• _What to do_:
For each line in the data below that has the word "screenshot", copy that line.

• _Material for this task_:
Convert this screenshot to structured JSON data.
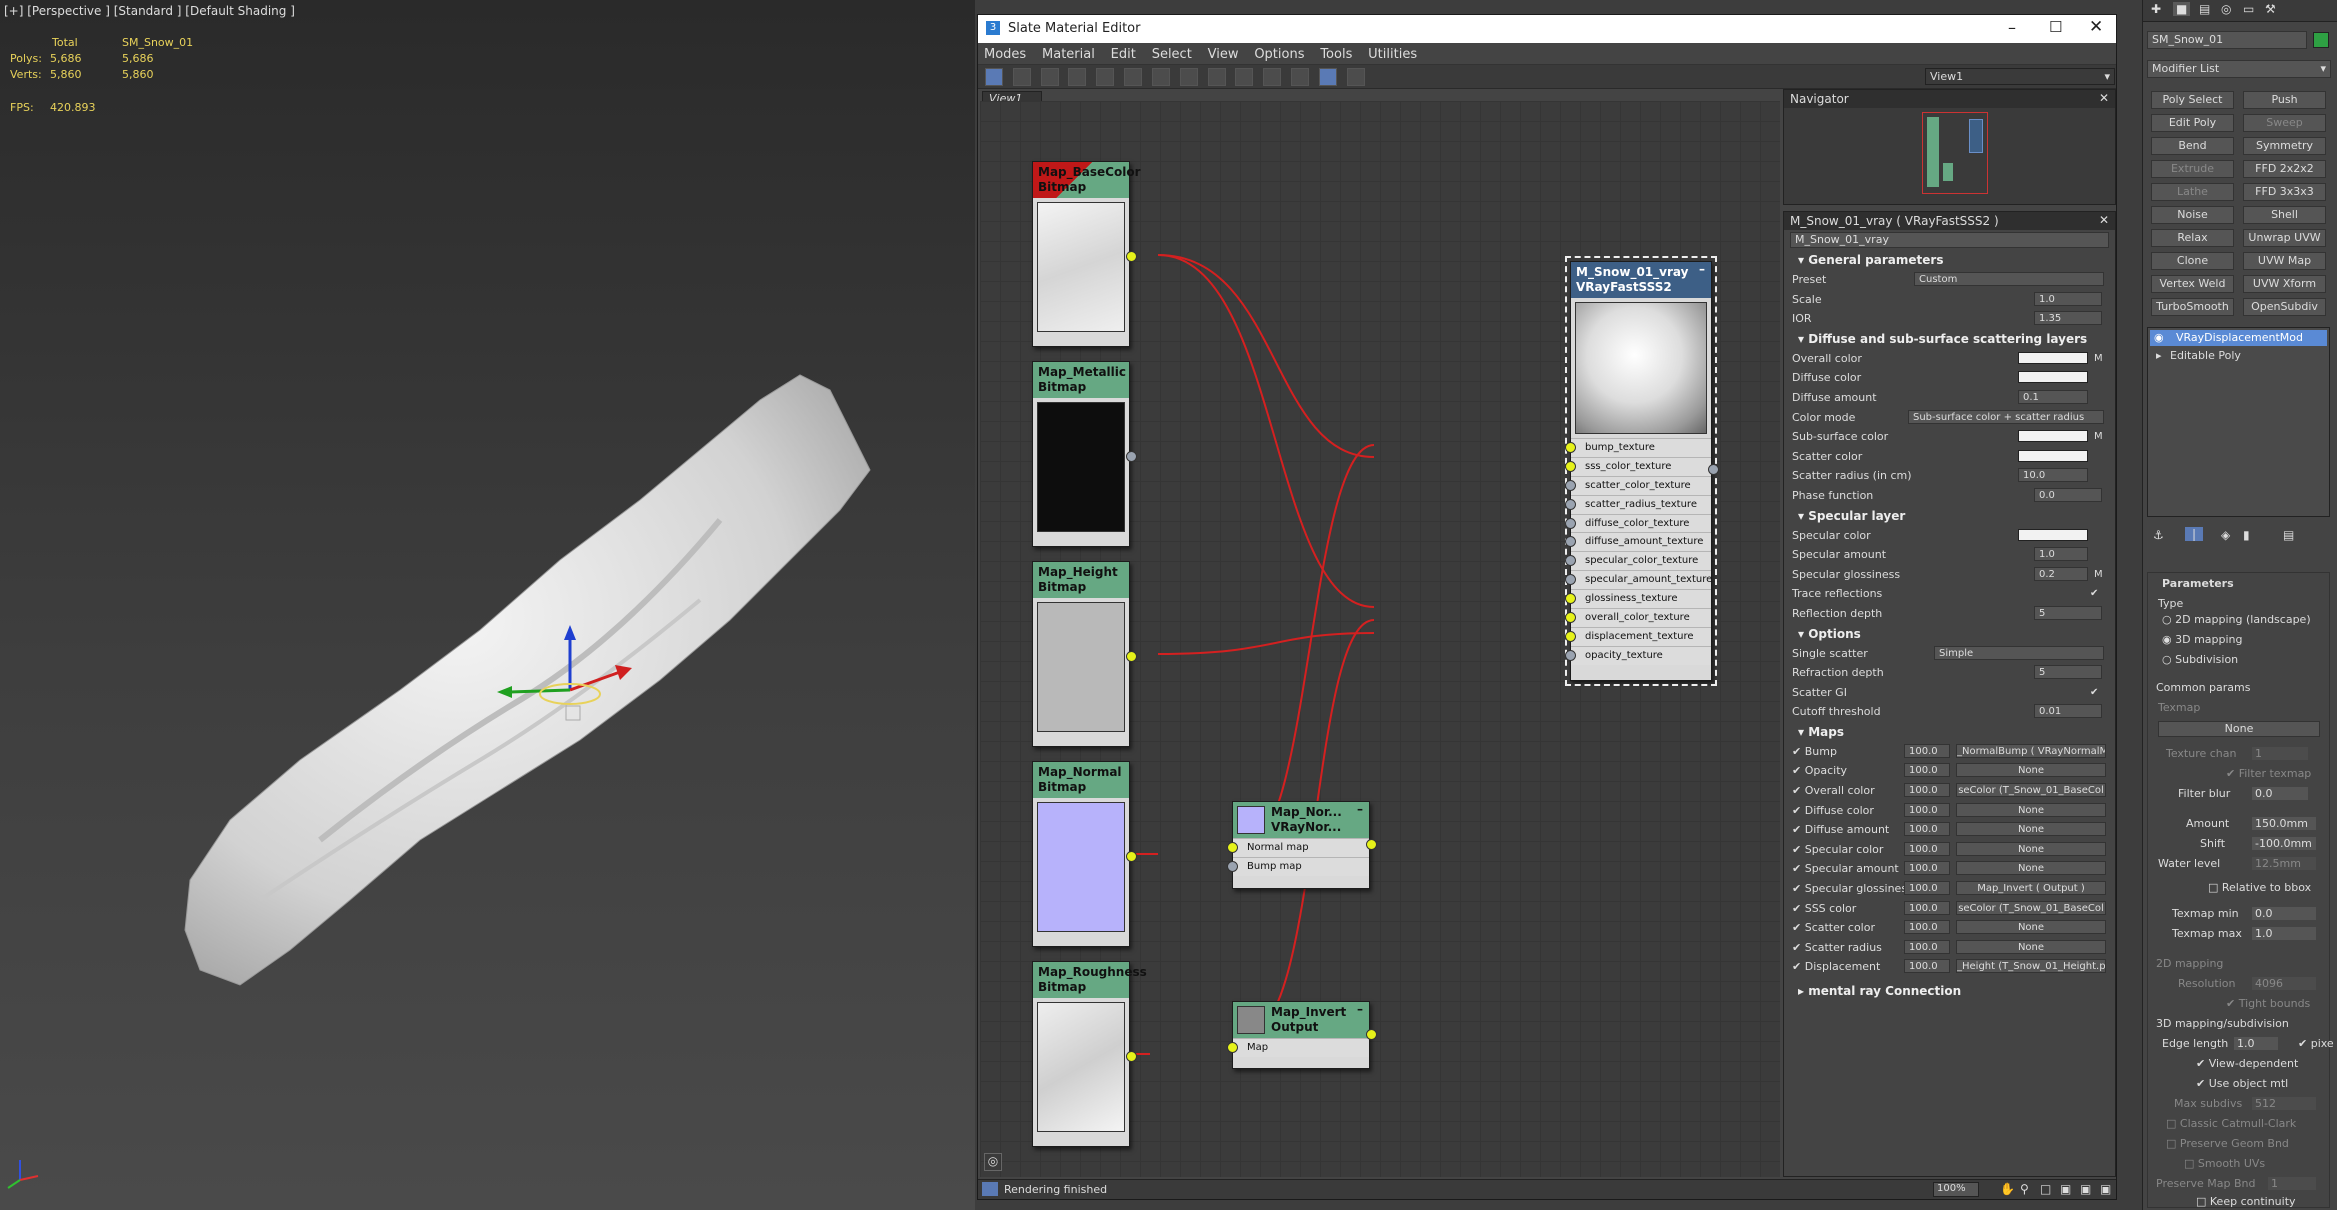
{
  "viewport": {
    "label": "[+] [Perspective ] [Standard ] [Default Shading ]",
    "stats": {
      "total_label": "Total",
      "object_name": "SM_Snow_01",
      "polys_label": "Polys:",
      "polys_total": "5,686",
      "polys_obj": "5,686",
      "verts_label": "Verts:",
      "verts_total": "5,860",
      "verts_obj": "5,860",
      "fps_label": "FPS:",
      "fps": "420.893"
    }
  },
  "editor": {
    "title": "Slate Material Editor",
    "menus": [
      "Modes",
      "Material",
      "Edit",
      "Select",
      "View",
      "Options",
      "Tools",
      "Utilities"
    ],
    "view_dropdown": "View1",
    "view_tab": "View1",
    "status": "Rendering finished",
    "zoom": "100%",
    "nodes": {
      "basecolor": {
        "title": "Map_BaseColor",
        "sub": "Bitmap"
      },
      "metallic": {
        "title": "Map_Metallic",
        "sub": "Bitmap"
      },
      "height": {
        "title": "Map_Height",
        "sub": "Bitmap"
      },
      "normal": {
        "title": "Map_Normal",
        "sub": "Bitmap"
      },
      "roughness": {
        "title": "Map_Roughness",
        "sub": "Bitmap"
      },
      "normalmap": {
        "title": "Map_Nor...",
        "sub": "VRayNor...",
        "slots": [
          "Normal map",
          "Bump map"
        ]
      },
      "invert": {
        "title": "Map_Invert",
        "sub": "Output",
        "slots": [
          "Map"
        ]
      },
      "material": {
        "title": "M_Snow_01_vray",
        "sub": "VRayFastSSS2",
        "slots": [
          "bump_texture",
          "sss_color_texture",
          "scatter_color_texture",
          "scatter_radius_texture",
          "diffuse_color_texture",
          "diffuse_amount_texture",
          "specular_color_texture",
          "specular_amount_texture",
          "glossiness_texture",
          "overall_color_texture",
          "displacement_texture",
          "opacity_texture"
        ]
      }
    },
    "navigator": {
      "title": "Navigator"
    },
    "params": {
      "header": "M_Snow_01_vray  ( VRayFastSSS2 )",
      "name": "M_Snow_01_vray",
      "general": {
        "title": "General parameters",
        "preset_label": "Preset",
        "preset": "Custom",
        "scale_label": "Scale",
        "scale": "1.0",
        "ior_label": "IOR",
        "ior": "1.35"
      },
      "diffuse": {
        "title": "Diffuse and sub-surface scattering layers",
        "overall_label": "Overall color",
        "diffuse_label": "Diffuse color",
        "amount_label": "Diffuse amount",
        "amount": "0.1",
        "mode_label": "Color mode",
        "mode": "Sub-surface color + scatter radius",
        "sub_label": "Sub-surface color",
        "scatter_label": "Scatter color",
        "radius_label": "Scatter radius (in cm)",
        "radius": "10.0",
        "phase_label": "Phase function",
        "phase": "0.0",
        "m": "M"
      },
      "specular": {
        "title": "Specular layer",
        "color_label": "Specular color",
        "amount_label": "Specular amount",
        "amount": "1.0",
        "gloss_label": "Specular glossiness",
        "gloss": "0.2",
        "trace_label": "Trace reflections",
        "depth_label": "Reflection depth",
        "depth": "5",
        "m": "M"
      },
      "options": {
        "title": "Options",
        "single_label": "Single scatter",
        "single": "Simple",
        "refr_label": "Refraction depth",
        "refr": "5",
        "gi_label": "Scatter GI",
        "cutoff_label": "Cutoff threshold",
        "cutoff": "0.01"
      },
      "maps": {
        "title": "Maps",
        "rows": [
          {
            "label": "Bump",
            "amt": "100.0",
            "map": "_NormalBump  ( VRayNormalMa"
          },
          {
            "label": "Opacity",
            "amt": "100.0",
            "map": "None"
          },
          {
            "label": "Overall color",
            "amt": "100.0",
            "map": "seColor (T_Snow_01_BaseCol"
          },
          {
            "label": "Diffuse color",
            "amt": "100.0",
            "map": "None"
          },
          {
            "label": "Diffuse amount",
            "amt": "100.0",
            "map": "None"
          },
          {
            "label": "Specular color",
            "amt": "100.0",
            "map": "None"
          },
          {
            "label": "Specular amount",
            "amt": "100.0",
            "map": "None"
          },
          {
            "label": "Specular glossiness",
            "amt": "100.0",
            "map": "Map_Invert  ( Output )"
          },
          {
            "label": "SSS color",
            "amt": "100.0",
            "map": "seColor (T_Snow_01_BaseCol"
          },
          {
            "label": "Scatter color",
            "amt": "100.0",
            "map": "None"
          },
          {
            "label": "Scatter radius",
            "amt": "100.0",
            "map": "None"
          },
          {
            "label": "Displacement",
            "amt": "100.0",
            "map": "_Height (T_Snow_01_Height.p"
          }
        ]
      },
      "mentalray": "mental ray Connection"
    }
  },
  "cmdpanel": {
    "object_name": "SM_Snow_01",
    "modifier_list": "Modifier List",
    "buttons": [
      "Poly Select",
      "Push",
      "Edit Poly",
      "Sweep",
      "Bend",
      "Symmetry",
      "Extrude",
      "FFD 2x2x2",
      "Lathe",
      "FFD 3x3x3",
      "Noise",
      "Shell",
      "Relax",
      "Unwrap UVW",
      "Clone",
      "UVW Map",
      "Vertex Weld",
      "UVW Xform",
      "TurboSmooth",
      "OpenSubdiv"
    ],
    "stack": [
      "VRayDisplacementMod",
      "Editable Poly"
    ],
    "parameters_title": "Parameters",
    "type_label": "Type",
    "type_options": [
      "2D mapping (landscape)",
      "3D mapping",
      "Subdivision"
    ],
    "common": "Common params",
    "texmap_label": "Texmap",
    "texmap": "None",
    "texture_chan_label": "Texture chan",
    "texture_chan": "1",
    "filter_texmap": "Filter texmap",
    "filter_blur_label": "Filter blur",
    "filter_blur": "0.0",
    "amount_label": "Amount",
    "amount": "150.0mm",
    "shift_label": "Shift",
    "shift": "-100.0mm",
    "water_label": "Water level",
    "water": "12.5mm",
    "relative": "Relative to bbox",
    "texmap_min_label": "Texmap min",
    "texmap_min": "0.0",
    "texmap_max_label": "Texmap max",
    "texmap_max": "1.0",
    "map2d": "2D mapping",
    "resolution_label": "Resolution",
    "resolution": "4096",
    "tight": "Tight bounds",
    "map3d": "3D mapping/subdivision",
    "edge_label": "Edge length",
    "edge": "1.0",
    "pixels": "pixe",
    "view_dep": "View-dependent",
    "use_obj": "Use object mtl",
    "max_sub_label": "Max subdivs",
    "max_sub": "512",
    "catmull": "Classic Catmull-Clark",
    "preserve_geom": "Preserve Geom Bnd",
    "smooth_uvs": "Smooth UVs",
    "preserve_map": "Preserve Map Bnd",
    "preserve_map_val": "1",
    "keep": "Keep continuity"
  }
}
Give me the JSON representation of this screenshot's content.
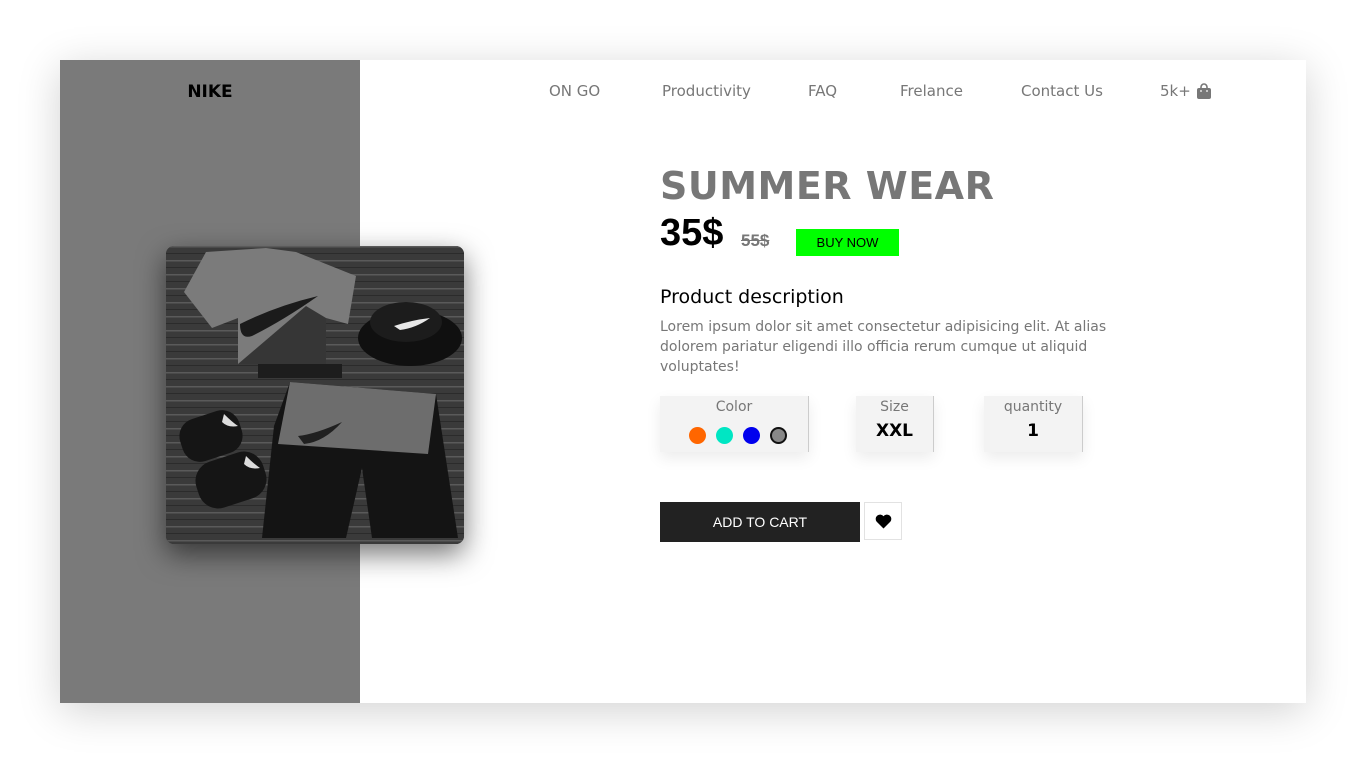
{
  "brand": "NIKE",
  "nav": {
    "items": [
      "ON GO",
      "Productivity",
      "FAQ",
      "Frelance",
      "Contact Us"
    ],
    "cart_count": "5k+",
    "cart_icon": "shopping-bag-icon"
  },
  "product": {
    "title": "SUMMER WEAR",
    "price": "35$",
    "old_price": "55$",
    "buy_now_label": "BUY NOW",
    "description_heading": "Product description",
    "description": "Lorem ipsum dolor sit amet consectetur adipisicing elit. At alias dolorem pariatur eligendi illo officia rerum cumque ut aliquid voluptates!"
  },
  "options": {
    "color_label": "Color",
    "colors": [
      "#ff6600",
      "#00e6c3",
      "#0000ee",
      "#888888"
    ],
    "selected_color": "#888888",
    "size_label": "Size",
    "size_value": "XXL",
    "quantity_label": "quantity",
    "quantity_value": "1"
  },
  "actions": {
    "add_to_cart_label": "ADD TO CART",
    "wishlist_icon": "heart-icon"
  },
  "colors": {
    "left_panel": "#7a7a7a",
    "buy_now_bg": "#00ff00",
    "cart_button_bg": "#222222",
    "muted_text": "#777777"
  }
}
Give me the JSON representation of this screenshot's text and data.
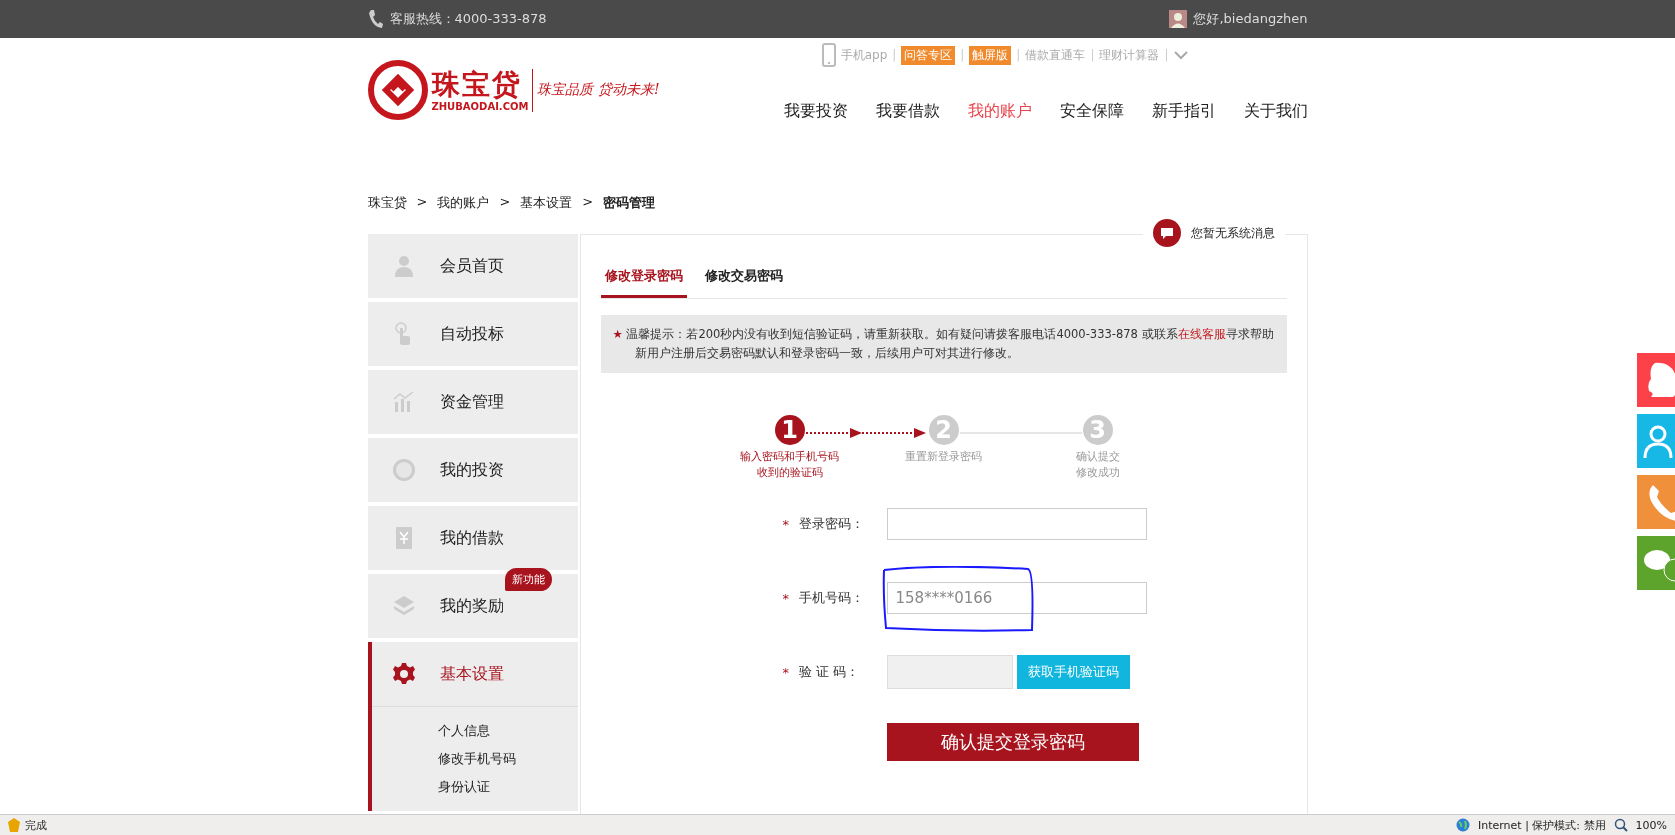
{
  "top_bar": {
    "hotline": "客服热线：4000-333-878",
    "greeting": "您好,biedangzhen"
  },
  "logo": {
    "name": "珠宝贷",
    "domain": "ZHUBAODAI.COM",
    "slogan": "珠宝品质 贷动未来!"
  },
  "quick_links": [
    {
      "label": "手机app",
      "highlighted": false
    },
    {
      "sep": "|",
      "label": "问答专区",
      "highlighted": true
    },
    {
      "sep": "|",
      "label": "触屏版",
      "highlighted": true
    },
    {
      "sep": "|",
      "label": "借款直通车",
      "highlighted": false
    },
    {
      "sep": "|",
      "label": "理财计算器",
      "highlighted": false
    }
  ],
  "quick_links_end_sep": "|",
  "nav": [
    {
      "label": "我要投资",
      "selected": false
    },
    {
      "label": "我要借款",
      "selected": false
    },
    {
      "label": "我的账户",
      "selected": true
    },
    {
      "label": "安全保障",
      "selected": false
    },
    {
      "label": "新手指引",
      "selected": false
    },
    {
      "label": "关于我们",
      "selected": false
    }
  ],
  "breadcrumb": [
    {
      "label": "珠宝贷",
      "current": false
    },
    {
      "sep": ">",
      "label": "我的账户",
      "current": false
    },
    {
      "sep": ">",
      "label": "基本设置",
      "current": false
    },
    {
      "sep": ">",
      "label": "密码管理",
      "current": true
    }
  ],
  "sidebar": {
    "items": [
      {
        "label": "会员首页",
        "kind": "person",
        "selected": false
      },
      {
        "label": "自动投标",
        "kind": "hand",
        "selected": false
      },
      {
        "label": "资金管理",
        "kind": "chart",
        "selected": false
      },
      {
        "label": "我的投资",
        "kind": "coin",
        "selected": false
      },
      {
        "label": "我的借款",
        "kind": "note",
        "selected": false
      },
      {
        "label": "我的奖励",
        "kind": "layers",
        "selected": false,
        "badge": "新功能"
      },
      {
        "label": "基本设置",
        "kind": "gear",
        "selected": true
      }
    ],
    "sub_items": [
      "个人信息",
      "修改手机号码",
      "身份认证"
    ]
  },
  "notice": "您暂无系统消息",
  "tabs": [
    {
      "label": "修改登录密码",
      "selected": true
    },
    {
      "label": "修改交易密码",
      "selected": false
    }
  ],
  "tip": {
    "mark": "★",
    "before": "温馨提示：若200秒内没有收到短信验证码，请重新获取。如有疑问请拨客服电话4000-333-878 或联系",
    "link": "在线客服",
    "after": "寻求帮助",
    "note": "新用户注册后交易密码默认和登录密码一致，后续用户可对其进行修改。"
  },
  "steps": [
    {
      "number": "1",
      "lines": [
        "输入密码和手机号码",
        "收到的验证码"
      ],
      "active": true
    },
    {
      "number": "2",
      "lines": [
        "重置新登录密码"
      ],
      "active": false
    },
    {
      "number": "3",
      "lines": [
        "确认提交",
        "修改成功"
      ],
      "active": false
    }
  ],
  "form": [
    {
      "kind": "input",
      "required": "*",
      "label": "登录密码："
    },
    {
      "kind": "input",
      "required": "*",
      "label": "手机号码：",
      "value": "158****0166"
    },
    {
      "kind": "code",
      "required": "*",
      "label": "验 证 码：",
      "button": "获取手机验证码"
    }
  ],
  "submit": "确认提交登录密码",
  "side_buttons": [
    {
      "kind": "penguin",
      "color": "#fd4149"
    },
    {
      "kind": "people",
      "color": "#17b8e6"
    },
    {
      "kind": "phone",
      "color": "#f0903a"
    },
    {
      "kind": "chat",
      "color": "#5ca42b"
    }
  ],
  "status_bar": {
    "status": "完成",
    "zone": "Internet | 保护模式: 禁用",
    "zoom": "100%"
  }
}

• _Reply to the exercise_:
Convert this screenshot to structured JSON data.
Give me the JSON representation of this screenshot's content.
Give me the JSON representation of this screenshot's text and data.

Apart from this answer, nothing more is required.